- **Task**: Reproduce every entry in the listing without alteration.
┌──
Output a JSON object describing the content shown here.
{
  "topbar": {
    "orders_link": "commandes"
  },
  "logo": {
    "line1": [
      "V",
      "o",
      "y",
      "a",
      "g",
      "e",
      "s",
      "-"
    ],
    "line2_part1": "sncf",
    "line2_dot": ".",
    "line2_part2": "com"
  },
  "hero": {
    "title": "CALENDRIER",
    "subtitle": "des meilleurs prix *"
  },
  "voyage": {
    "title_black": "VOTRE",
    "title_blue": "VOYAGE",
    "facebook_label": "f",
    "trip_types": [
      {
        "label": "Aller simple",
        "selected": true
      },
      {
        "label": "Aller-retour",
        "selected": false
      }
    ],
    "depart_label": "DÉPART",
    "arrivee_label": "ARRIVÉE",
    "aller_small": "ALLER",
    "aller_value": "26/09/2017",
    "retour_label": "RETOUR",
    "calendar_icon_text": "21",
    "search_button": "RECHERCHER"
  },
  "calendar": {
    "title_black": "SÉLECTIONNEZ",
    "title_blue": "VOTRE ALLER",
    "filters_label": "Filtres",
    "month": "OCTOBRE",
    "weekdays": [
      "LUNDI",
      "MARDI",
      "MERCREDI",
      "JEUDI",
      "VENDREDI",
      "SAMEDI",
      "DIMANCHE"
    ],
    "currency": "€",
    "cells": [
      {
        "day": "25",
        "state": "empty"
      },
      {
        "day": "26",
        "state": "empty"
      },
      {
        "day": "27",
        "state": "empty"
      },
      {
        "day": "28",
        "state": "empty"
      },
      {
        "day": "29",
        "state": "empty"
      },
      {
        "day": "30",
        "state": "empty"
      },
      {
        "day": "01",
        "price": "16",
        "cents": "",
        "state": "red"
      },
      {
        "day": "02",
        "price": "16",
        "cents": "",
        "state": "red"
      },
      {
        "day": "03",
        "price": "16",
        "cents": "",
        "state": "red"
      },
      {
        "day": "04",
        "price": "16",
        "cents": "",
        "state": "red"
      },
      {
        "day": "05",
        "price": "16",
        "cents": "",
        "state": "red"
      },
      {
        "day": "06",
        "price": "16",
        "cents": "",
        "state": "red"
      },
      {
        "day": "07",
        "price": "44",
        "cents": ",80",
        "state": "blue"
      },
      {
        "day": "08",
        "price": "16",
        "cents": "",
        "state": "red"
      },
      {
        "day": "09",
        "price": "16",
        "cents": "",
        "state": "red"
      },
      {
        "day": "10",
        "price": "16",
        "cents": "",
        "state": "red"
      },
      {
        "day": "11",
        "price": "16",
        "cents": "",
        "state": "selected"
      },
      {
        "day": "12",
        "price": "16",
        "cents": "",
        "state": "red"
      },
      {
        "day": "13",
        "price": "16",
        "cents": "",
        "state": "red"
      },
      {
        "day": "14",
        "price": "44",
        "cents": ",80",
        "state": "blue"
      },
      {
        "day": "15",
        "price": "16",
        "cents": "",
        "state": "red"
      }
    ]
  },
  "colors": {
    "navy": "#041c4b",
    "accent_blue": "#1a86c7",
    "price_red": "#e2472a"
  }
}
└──
- **Solved exercise**:
Output a JSON object describing the content shown here.
{
  "topbar": {
    "orders_link": "commandes"
  },
  "logo": {
    "line1": [
      "V",
      "o",
      "y",
      "a",
      "g",
      "e",
      "s",
      "-"
    ],
    "line2_part1": "sncf",
    "line2_dot": ".",
    "line2_part2": "com"
  },
  "hero": {
    "title": "CALENDRIER",
    "subtitle": "des meilleurs prix *"
  },
  "voyage": {
    "title_black": "VOTRE",
    "title_blue": "VOYAGE",
    "facebook_label": "f",
    "trip_types": [
      {
        "label": "Aller simple",
        "selected": true
      },
      {
        "label": "Aller-retour",
        "selected": false
      }
    ],
    "depart_label": "DÉPART",
    "arrivee_label": "ARRIVÉE",
    "aller_small": "ALLER",
    "aller_value": "26/09/2017",
    "retour_label": "RETOUR",
    "calendar_icon_text": "21",
    "search_button": "RECHERCHER"
  },
  "calendar": {
    "title_black": "SÉLECTIONNEZ",
    "title_blue": "VOTRE ALLER",
    "filters_label": "Filtres",
    "month": "OCTOBRE",
    "weekdays": [
      "LUNDI",
      "MARDI",
      "MERCREDI",
      "JEUDI",
      "VENDREDI",
      "SAMEDI",
      "DIMANCHE"
    ],
    "currency": "€",
    "cells": [
      {
        "day": "25",
        "state": "empty"
      },
      {
        "day": "26",
        "state": "empty"
      },
      {
        "day": "27",
        "state": "empty"
      },
      {
        "day": "28",
        "state": "empty"
      },
      {
        "day": "29",
        "state": "empty"
      },
      {
        "day": "30",
        "state": "empty"
      },
      {
        "day": "01",
        "price": "16",
        "cents": "",
        "state": "red"
      },
      {
        "day": "02",
        "price": "16",
        "cents": "",
        "state": "red"
      },
      {
        "day": "03",
        "price": "16",
        "cents": "",
        "state": "red"
      },
      {
        "day": "04",
        "price": "16",
        "cents": "",
        "state": "red"
      },
      {
        "day": "05",
        "price": "16",
        "cents": "",
        "state": "red"
      },
      {
        "day": "06",
        "price": "16",
        "cents": "",
        "state": "red"
      },
      {
        "day": "07",
        "price": "44",
        "cents": ",80",
        "state": "blue"
      },
      {
        "day": "08",
        "price": "16",
        "cents": "",
        "state": "red"
      },
      {
        "day": "09",
        "price": "16",
        "cents": "",
        "state": "red"
      },
      {
        "day": "10",
        "price": "16",
        "cents": "",
        "state": "red"
      },
      {
        "day": "11",
        "price": "16",
        "cents": "",
        "state": "selected"
      },
      {
        "day": "12",
        "price": "16",
        "cents": "",
        "state": "red"
      },
      {
        "day": "13",
        "price": "16",
        "cents": "",
        "state": "red"
      },
      {
        "day": "14",
        "price": "44",
        "cents": ",80",
        "state": "blue"
      },
      {
        "day": "15",
        "price": "16",
        "cents": "",
        "state": "red"
      }
    ]
  },
  "colors": {
    "navy": "#041c4b",
    "accent_blue": "#1a86c7",
    "price_red": "#e2472a"
  }
}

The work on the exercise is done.